Waldman was director of speechwriting for President Bill Clinton from 1995 to 1999, serving as assistant to the president. He was responsible for writing or editing nearly two thousand speeches, including four State of the Union and two inaugural addresses. He was special assistant to the president for policy coordination from 1993 to 1995.

Waldman is the author of the forthcoming book The Supermajority: How the Supreme Court Divided America (Simon & Schuster, June 6, 2023). The court’s 2022–2023 term, he argues, was the most consequential in decades, with decisions such as DobbsBruen, and West Virginia v. EPA reshaping American politics. Waldman explains how the court has gained so much power over Americans’ lives with so little connection to the public will. He shows the supermajority’s dangerous reliance on a newfound, radical “originalism.” He traces the similarities between this court and its most activist and controversial predecessors. And he offers a path forward.
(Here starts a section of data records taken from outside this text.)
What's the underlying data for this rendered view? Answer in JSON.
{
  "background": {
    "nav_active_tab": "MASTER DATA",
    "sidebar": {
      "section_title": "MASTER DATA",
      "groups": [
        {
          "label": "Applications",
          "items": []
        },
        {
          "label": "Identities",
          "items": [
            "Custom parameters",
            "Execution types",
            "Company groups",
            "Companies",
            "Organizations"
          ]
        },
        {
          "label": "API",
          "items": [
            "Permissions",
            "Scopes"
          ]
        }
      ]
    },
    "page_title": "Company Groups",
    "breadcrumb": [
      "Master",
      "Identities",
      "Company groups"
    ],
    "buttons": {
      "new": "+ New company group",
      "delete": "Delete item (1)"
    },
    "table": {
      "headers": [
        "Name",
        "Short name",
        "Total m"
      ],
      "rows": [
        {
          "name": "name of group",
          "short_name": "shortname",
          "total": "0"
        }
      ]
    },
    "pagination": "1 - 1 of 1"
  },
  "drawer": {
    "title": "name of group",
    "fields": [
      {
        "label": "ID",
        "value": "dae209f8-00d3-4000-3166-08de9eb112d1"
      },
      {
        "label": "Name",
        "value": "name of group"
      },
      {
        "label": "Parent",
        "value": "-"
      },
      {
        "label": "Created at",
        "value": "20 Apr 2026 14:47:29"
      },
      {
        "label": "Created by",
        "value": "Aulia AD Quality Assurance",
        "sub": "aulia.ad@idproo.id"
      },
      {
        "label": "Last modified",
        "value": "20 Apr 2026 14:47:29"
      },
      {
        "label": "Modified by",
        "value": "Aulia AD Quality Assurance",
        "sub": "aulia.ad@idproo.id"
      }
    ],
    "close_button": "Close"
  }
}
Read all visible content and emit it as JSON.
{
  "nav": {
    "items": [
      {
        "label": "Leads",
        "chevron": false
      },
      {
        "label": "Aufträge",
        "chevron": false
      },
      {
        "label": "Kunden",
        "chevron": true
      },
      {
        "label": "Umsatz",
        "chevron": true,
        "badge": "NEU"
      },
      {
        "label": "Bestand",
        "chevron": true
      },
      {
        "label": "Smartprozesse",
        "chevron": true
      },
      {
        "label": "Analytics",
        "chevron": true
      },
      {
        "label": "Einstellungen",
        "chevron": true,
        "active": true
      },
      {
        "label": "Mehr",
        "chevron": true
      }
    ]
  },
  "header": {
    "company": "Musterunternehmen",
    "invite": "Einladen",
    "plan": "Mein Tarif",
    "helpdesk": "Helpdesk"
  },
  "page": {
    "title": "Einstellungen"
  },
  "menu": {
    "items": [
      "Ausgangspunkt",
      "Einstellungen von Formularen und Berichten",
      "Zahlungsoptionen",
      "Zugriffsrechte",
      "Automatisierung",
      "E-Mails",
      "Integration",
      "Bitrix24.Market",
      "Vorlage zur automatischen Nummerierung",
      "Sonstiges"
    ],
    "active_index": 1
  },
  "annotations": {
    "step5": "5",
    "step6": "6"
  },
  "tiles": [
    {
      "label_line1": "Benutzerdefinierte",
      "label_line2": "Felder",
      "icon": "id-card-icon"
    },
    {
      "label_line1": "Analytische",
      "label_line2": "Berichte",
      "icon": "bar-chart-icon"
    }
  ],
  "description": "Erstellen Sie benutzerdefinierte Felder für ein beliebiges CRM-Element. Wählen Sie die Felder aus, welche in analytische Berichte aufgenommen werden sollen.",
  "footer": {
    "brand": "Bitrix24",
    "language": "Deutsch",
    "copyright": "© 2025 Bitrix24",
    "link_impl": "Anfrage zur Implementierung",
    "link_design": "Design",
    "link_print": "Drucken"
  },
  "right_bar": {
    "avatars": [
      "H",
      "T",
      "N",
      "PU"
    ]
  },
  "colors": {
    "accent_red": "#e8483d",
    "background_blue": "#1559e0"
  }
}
Kirkus Reviews called it “a damning account of a Supreme Court gone wildly activist in shredding the Constitution.” Jane Mayer of The New Yorker called The Supermajority “nothing less than a public service.”

Waldman is also the author of The Fight to Vote (Simon & Schuster, 2016, reissued in 2022), a history of the struggle to win voting rights for all citizens. The Fight to Vote was a Washington Post notable nonfiction book for 2016. The  Post wrote, “Waldman’s important and engaging account demonstrates that over the long term, the power of the democratic ideal prevails — as long as the people so demand.” The Wall Street Journal called it “an engaging, concise history of American voting practices,” and the Miami Herald described it as “an important history in an election year.” 

Waldman is also the author of The Second Amendment: A Biography (Simon & Schuster, 2014). Publishers Weekly called it “the best narrative of its subject.” In the New York Times, Joe Nocera called it “rigorous, scholarly, but accessible.” The Los Angeles Times wrote, “[Waldman’s] calm tone and habit of taking the long view offers a refreshing tonic in this most loaded of debates.” In a Cardozo Law Review symposium devoted to the book, a historian wrote, “The Second Amendment is, without doubt, among the best efforts at melding constitutional history and constitutional law on any topic — at least since the modern revival of originalism two generations ago.”

His previous books are My Fellow Americans: The Most Important Speeches of America’s Presidents from George Washington to Barack Obama (2003, reissued 2010), A Return to Common Sense (2007), POTUS Speaks (2000), and Who Robbed America? A Citizen’s Guide to the S&L Scandal (1990).

His frequent appearances on television and radio to discuss policy, the presidency, and the law include 60 MinutesAll In with Chris HayesCBS Evening NewsGood Morning AmericaMeet the Press DailyMorning JoeNBC Nightly NewsNightlinePBS NewsHour, and the Rachel Maddow Show, as well as NPR’s All Things ConsideredFresh Air, and Morning Edition. He writes for Bloomberg, Democracy, the New York TimesPolitico, Reuters, Slate, the Daily Beast, the Washington Post, and other national publications.

He is a graduate of Columbia College and NYU School of Law.